my State. He hadn't been to see me as he promised, and I started
the conversation by saying, "Haven't been around here lately," and
then you took down what he said ?

Mr. Lucas. Yes, sir.

Senator McClellan. You left out the balance of it. Refer to your
notes. I want you to be able to testify if I didn't call him about an
ROTC unit in Bartlesville. That is my recollection, and I think you
will find that is correct.

Mr. Lucas. I know you did call him on that subject, sir.

Senator McClellan. I did not call him on this subject. He brought
up the subject himself; didn't he?

Mr. Lucas. Yes, sir.

Senator McClellan. That is all.

Mr. Welch. Senator McClellan — Mr. Chairman,

Senator Mundt. Mr. Welch?

Mr. Welch. Would it be satisfactory to you. Senator, if we were to
say to you our understanding is that you talked about the ROTC?

Senator McClellan. It is satisfactory to me, because I know what
I did. If anybody else is not satisfied, I want him to be able to sub-
stantiate it.

Mr. Welch. Thank you, sir.

Senator McCleli,an. Is there any question about it, Joe?

Senator McCarthy. Not about that. I would concede you called
about that. I would like to ask the witness some questions when it
gets to my turn.

Senator Mundt. We will go around the clock in the regular order.
Counsel Jenkins, have you any questions?

Mr. Jenkins. No questions^ Mr. Chainnan.

Senator Mundt. I have no questions about Senator McClellan's
calls. I would like to question Mr. Lucas on the general procedure.
Am I to understand that the only notes you took on the call are those
dealing with the so-called McCarthy controversy, or that you simply
didn't transcribe the rest of Senator McClellan's call ?

Mr. Lucas. I simply didn't transcribe the rest of Senator McClel-
lan's call, because it didn't seem to have anything to do

Senator Mundt. That was relevant. In your notebooks the full
notes would be there of his calls?

Mr. Lucas. Yes, sir.

Senator Mundt. Senator Dirksen ? Senator Jackson ?

Senator Jackson. No questions.

Senator Mundt. May I say to the Senator from Arkansas, our
procedure has been, if you want to follow the same, the Senator has
had his calls read — to let the press have them to make exact copies,
and then they go to the reporter.



SPECIAL IXVKSTIGATION 2149

Senator McClellan.

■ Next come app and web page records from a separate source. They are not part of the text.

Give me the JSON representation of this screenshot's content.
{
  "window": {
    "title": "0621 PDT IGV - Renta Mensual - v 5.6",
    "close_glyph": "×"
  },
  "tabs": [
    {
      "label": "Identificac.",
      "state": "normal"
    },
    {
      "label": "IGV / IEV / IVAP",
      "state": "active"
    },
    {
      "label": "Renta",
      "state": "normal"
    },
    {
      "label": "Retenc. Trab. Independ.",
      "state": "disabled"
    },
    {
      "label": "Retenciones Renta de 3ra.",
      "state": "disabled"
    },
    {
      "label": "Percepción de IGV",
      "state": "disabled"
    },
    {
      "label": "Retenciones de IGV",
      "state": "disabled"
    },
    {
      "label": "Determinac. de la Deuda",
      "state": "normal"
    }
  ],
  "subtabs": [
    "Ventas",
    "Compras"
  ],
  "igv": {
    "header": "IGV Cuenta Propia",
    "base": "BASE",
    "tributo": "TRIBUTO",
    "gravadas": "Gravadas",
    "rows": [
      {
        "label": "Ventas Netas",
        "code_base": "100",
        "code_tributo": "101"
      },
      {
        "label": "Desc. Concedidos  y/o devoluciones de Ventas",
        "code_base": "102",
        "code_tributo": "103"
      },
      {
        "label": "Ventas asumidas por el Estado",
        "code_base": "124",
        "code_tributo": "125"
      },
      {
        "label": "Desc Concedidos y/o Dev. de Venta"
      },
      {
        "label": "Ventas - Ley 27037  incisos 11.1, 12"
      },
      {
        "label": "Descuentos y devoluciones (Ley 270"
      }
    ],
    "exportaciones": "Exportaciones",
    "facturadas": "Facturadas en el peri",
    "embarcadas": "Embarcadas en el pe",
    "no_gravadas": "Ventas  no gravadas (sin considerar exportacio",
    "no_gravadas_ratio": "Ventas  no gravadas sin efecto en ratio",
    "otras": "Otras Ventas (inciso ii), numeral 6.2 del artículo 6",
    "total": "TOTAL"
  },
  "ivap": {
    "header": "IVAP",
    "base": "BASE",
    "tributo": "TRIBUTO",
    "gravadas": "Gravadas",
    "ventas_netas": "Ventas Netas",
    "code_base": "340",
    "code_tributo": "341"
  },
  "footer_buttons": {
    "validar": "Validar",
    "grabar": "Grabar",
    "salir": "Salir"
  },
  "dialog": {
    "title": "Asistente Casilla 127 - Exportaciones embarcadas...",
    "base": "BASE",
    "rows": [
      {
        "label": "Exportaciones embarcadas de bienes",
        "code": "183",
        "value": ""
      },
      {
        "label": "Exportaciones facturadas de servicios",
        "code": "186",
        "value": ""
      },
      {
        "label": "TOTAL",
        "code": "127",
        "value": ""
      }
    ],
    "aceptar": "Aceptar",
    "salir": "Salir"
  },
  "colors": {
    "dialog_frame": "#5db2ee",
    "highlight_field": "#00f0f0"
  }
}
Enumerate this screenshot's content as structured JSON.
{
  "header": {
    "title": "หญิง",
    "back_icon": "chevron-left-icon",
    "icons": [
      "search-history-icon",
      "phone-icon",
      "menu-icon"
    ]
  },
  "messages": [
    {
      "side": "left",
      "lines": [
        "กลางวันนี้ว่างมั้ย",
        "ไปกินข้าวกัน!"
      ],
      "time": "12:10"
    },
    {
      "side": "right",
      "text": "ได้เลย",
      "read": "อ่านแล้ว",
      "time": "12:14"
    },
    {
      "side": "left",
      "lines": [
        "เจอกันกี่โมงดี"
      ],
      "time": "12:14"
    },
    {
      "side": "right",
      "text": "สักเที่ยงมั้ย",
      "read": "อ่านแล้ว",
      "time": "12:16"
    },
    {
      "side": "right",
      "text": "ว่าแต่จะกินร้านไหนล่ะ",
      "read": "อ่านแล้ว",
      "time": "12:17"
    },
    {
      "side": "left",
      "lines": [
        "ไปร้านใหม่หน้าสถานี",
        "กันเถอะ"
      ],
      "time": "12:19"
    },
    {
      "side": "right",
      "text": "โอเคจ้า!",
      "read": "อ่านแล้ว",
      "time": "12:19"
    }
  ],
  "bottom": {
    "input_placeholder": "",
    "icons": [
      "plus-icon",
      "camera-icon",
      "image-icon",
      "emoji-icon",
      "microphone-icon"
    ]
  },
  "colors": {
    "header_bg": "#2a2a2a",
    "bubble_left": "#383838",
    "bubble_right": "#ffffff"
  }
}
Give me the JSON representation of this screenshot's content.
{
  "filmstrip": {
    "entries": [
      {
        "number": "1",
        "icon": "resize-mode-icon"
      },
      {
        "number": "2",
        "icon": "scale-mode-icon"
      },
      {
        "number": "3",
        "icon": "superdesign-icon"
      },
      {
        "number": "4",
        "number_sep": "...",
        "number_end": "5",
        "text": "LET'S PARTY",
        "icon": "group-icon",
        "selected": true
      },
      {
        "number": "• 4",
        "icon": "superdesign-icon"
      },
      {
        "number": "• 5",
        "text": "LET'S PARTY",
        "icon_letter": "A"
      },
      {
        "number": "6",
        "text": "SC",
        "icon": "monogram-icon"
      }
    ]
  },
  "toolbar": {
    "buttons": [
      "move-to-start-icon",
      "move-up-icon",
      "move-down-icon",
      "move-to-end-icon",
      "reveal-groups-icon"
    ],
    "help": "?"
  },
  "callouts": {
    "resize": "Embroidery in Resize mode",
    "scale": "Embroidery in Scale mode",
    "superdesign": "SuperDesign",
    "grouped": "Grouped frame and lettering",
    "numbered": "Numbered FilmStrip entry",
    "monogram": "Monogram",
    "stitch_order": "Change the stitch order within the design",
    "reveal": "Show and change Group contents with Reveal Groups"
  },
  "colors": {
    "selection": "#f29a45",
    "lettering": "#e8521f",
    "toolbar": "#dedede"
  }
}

Mr. Chairman, it has been testified to in the


1 3 4 5 6

Online LibraryUnited States. Congress. Senate. Committee on GoveSpecial Senate investigation on charges and countercharges involving: Secretary of the Army Robert T. Stevens, John G. Adams, H. Struve Hensel and Senator Joe McCarthy, Roy M. Cohn, and Francis P. Carr. Hearings before the Special Subcommittee on Investigations of the Committee on Government Operati → online text (page 1 of 6)